    The film “Dark Days” chronicles the lives of “home owners” living under the Amtrak tracks in New York City. For the past twenty or thiryy years abandond sections of the New York subway were used as housing by the homeless. In the dark drank tunnels, the residents had guard dogs, locked doors, and thanks to the soviet-style infrastructure of the subway, electricity. Residents ranged from the mentally fried, to thieves, to a man you can’t help rooting for. The documentary unexpectedly complicates as armed Amtrak police order the eviction of the hidden city. The ending is almost too cinematic to be true, though generally happy endings are dogged by the eventual deaths of three people you grow to know.


    A True Independent

    The “making of” documentary, called “Dark Days: The Making of A True Independent” tells the equally amazing story of how the work came to be. When the filmmaker says, “I wasn’t thinking of making a film at worst,” your first reaction is “of course…..” Then you learn that had never made a movie before, had never used film before, and had never short video before. I don’t want to ruin any of the incredible events from between the director hearing of the underground city to the multiple Sundance awards, because I want you to see for yourself.

    Dark Days and Dark Days: The Making of a True Independent are both incredible. Dark Days itself slows down a bit in the middle, so the 40 minute mark may be a good time to fire of the making-of featurette. Combined, both make two solid hours. I rate this film 9 / 10.

    Rent from Greencine. Buy from Amazon.

    Review of "A Prairie Home Companion"

    A pretentious train wreck of a good idea, A Prairie Home Companion is exactly like the film version of the radio show that it is. Only worse. While while A Prairie Home Companion is merely a pretentious few hours of nostalgia, the movie is a cavalcade of all that is perceived by stupid by a distant, out of touch elite.


    Radio like you’ve never seen it before. Or would want to.

    The idea behind A Prairie Home Companion, for those who haven’t visited Garrison Keiler‘s Lake Wobegon for themselves, is that one can somehow listen to a radio show from sixty-some years ago. Old style advertisement, music, and dramatic shorts make you think “this is clever” when you first hear it. Followed rapidly by “What else is on,” because A Prairie Home Companion is far better as a nostalgia trip than either a recreation of the world that was. Nor it is very funny. A laugh every fifteen minutes isn’t “funny.”

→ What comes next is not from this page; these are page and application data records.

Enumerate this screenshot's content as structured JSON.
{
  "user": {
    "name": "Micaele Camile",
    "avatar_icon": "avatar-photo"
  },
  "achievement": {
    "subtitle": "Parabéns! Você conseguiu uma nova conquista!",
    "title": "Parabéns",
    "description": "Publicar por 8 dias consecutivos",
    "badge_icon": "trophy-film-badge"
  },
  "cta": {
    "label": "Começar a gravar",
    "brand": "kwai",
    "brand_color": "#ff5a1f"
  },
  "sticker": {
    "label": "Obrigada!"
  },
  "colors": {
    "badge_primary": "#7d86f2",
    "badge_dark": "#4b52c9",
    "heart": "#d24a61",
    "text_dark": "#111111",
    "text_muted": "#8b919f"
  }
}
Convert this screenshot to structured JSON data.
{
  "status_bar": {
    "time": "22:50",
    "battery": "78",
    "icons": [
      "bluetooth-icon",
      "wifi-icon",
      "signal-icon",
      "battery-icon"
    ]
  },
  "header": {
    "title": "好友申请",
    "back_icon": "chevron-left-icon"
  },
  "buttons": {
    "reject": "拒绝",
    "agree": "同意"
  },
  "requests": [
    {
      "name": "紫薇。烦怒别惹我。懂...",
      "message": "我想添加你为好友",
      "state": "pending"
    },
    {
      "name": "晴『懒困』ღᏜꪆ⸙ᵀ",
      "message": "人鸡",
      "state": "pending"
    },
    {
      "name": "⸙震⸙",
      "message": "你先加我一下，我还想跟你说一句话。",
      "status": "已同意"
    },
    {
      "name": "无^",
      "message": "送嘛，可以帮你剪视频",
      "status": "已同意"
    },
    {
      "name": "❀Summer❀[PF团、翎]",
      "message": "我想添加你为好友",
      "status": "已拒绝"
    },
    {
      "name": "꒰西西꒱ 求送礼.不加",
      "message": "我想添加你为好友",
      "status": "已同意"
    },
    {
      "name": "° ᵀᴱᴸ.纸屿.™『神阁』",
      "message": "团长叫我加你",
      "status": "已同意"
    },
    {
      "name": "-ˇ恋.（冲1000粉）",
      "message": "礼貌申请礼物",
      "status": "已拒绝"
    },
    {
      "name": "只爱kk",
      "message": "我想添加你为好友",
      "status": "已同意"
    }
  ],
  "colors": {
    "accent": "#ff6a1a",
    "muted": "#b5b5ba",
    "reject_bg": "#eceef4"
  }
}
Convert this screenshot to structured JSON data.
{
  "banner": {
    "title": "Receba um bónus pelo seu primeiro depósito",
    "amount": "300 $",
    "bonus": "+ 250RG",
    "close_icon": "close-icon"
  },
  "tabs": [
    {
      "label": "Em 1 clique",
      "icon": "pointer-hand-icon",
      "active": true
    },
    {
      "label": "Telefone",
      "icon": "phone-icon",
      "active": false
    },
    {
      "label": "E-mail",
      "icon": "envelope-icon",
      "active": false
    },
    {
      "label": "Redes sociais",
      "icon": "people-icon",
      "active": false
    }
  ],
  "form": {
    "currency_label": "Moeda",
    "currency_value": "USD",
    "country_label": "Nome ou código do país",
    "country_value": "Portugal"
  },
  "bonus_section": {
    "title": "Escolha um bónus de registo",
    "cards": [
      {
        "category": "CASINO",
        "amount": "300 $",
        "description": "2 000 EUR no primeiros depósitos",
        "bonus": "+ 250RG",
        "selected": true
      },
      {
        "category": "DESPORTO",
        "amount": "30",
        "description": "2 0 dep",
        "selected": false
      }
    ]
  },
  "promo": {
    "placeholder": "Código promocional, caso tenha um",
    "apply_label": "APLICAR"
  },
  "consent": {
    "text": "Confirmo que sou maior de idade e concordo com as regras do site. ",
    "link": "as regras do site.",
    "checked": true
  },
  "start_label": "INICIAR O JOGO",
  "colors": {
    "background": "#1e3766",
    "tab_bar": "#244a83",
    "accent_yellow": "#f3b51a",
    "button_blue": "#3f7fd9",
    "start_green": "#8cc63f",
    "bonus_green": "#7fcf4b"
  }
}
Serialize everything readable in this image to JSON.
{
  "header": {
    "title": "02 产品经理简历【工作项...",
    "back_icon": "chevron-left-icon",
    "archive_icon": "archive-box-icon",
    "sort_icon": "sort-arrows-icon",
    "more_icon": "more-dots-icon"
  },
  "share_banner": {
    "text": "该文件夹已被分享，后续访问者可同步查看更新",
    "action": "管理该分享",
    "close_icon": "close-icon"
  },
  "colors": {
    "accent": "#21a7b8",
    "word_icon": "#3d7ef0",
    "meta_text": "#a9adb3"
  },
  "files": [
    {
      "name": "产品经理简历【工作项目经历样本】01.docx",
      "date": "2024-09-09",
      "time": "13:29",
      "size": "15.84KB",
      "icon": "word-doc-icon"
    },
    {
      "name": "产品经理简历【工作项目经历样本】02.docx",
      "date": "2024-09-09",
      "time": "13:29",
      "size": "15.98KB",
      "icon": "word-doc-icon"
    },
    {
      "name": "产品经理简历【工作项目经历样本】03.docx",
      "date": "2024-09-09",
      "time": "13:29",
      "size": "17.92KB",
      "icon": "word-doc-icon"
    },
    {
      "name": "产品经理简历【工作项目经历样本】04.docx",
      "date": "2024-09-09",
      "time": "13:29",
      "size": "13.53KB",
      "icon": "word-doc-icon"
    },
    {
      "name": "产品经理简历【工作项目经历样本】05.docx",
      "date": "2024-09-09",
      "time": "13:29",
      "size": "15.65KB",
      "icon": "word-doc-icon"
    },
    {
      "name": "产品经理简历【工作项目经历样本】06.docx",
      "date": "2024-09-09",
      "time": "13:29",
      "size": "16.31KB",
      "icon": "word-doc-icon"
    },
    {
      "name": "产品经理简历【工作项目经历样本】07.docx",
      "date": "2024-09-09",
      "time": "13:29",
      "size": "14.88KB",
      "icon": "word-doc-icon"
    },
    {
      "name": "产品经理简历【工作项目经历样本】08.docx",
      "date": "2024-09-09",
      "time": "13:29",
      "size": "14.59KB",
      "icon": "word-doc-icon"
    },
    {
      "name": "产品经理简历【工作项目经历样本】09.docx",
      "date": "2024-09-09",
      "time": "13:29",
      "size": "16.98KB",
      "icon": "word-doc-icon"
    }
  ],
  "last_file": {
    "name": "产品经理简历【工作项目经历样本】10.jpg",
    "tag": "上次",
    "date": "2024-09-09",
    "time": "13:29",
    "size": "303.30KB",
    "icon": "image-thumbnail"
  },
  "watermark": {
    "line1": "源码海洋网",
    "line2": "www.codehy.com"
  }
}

    In spite of these faults, the radio program at least knows what it is nostalgic for: late 1940s radio in the upper Midwest. The film only knows that it’s a show for “stupid” people, and that all such country bumpkins are alike.

    So one personality has a thick and painfully thick Minnesota accent. Two are cowboys, because presumably farmers and ranchers were coterminous in place and time. We have southern revival-style music mixed freely with paeans to specific Minnesota placenames. An “angel” walks with a soul singer, neither having much to do with the show’s sense of place.


    A Joke, but not a Funny one

    In A Prairise Home Companion, Hollywood presents up with a coalition-of-the-oppressed view of the past. Countryfolk are stupid, ignorant, and all the same. To complete the effect, throw in an arrogant businesslike Texan whose “eyes do not focus” and a suicidal sophisticate played by Lindsay Lohan. Yes, Lindsay Lohan.

    I give it five out of ten. If you’re into pain with occasional bursts of pleasure but don’t have a knife handy, A Prairie Home Companion is for you.

    Rent from Greencine. Buy from Amazon.